Natto is made from fermented soybeans, a product that demonstrates properties to inhibit the progression of infection at the cellular level.
The natto, a fermented soybean dish often served for breakfast in Japan, originated at the beginning of the last millennium and has just begun to be introduced in Spain. But it may contain an answer to a modern problem, Covid-19, according to a new study based on cell cultures from the Tokyo University of Agriculture and Technology (Japan).
Natto was thought to contribute to a longer and healthier life in Japan (the country with the highest life expectancy on the planet and home to more than a quarter of the world’s population aged 65 and over), but was previously found to be a staple in the diets of those least likely to die of stroke or heart disease.

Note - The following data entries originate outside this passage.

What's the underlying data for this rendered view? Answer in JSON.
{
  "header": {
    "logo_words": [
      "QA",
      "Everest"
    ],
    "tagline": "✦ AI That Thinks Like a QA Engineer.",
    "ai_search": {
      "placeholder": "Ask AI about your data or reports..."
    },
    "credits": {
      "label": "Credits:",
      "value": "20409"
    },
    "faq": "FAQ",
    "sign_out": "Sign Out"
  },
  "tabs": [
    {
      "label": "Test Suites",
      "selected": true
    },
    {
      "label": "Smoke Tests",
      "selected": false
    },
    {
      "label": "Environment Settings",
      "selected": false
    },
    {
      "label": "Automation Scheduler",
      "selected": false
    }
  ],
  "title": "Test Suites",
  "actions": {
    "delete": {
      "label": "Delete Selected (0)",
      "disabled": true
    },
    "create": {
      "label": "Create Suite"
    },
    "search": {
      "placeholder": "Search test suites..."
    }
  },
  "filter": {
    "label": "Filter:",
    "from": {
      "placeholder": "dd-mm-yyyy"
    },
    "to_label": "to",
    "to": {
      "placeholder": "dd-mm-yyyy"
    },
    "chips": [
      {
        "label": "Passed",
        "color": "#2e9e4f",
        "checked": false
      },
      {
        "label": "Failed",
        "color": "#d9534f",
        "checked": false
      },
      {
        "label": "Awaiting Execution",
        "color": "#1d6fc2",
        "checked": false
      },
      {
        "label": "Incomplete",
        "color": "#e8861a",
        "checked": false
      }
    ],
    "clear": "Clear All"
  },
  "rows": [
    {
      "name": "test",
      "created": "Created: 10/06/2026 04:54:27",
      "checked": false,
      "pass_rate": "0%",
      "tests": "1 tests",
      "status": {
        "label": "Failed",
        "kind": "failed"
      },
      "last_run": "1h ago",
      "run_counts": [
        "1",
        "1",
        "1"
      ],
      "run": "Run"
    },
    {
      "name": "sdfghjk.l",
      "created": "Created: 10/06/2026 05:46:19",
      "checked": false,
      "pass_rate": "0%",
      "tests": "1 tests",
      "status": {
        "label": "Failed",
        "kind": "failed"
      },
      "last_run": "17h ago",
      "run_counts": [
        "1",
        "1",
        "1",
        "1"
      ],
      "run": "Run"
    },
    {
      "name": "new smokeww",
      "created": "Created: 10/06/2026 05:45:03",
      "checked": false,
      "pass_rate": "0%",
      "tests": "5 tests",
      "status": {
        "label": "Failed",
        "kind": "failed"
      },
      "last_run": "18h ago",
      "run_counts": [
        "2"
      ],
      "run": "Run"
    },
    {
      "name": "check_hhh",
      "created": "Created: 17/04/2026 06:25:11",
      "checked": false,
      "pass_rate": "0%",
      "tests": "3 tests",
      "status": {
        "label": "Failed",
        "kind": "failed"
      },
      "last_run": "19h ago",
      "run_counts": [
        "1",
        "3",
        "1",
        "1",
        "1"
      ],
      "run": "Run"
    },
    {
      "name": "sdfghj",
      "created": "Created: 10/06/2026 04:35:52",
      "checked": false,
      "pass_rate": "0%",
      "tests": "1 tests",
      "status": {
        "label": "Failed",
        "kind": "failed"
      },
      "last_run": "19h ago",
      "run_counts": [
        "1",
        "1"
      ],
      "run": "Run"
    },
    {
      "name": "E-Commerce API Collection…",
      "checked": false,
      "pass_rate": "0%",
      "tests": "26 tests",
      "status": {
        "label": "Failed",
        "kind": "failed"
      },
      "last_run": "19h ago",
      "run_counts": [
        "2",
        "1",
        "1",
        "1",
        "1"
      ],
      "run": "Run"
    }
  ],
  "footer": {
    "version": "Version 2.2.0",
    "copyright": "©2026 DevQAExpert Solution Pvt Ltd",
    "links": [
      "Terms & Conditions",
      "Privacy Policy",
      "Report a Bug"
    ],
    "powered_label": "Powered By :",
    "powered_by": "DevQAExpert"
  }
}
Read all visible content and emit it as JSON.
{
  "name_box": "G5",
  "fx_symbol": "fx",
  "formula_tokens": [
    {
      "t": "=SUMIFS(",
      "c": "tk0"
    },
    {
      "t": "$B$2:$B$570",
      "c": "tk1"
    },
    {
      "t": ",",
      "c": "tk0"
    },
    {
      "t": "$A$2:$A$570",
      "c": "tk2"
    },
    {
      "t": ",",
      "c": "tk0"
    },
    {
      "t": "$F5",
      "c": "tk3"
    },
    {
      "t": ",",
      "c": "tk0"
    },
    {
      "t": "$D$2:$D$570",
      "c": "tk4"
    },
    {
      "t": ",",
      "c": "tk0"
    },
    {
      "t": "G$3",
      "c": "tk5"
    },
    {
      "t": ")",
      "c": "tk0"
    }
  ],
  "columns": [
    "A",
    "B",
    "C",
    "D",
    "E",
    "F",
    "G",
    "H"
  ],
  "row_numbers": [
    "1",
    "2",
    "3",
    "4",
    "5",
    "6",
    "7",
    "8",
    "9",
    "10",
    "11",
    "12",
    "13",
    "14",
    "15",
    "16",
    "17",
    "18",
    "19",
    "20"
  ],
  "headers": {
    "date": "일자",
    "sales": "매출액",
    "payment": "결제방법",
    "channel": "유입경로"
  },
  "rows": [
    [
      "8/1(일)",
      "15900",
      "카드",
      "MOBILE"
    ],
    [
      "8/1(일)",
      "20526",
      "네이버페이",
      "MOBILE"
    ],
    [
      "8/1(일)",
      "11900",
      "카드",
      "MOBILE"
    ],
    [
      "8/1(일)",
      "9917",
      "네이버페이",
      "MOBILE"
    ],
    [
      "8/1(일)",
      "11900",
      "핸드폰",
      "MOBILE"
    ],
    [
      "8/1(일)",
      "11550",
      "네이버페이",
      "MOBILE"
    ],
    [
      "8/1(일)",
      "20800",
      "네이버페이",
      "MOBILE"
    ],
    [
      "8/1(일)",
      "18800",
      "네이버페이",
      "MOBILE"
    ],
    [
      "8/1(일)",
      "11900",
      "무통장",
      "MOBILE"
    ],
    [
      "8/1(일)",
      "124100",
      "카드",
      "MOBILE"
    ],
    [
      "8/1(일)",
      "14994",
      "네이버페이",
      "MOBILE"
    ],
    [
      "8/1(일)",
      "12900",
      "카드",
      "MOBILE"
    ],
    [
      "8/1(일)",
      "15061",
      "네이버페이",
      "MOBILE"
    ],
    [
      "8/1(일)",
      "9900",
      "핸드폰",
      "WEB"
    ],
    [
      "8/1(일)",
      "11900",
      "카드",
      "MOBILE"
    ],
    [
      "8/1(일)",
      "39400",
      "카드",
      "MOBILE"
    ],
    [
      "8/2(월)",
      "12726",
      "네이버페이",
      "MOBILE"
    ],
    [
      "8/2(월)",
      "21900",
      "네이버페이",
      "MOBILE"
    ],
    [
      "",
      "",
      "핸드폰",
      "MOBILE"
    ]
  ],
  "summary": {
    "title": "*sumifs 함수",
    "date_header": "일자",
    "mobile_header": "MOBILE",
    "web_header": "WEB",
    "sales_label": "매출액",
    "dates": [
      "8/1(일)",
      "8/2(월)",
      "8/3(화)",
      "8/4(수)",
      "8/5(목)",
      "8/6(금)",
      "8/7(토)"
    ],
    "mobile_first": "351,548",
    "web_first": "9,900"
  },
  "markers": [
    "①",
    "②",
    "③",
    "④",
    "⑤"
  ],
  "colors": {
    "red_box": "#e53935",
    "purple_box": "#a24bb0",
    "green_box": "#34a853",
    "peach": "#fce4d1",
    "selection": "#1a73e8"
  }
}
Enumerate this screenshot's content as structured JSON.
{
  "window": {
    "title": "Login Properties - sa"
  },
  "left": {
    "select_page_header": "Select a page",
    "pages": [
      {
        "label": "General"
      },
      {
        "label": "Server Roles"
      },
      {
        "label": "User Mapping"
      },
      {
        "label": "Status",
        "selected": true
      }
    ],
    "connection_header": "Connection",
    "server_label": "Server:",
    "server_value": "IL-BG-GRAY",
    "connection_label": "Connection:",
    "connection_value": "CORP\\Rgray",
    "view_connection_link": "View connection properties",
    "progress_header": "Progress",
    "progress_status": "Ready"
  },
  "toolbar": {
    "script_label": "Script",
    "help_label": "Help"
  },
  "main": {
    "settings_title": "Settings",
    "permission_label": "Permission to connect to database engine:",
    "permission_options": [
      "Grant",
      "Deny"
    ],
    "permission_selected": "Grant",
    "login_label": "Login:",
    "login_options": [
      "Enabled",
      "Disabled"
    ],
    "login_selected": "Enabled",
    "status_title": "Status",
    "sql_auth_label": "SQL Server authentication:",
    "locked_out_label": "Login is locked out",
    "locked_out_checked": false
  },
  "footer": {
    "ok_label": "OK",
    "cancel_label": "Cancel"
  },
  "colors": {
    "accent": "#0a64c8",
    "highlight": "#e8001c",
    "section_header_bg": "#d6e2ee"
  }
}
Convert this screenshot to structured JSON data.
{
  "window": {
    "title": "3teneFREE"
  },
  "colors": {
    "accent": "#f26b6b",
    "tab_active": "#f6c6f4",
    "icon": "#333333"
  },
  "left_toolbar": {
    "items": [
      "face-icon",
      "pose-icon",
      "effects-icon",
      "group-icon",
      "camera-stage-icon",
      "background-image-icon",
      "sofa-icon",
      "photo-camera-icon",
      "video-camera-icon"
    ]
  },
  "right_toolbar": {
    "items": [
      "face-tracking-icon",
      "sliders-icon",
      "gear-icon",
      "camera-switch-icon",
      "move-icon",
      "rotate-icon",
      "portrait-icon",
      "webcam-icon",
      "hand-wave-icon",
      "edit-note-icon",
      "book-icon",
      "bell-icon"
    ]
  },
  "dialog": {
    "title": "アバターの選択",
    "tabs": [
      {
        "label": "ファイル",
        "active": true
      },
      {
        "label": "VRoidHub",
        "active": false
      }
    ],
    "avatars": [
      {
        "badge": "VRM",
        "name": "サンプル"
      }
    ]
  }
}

Now, this study, published in the scientific journal Biochemical and Biophysical Research Communications, has shown that the extract made from natto, viscous and strong smelling, can inhibit the ability of the virus that causes Covid-19 to infect cells.
“Traditionally, the Japanese have assumed that natto is beneficial to their health. In recent years, research studies have revealed scientific evidence for this belief. In this studio, we investigated the antiviral effects of natto on SARS-CoV-2, the virus that causes Covid-19, and bovine herpesvirus 1 (BHV-1), which causes respiratory disease in cattle“, highlights the author of the article, Tetsuya Mizutani.
Natto is made by fermenting soybeans with Bacillus subtilis, a bacterium found on plants and in soil. The researchers prepared two extracts of natto from the food, one with heat and one without. They applied the extracts to sets of laboratory-grown cells from cattle and humans.. One set was infected with SARS-CoV-2, while the other set was infected with BHV-1.
When treated with natto extract made without heat, both SARS-CoV-2 and BHV-1 lost the ability to infect cells. However, neither virus appeared to be affected by the heat-treated natto extract.
“We discovered that what appears to be a protease or proteases – proteins that metabolize other proteins – in the natto extract directly digests the receptor-binding domain of the SARS-CoV-2 spike proteinMizutani notes, noting that the protease appears to break down with heat, losing the ability to digest proteins and leaving the virus to remain infectious.
The spike protein is found on the surface of the virus and binds to a receptor on host cells. With an inactive spike protein, SARS-CoV-2 cannot infect healthy cells. The researchers found a similar effect for BHV-1.
“We also confirm that natto extract has the same digestive effects on receptor-binding domain proteins of mutated strains of SARS-CoV-2, such as the Alpha variant“, emphasizes Mizutani.
Although the results are promising, Mizutani also cautioned that further studies are needed to identify the exact molecular mechanisms involved. He also stressed that the research does not provide any evidence that viral infection is reduced by simply eating natto. Once the components are identified and their functions verified, the researchers plan to advance their work toward clinical studies in animal models.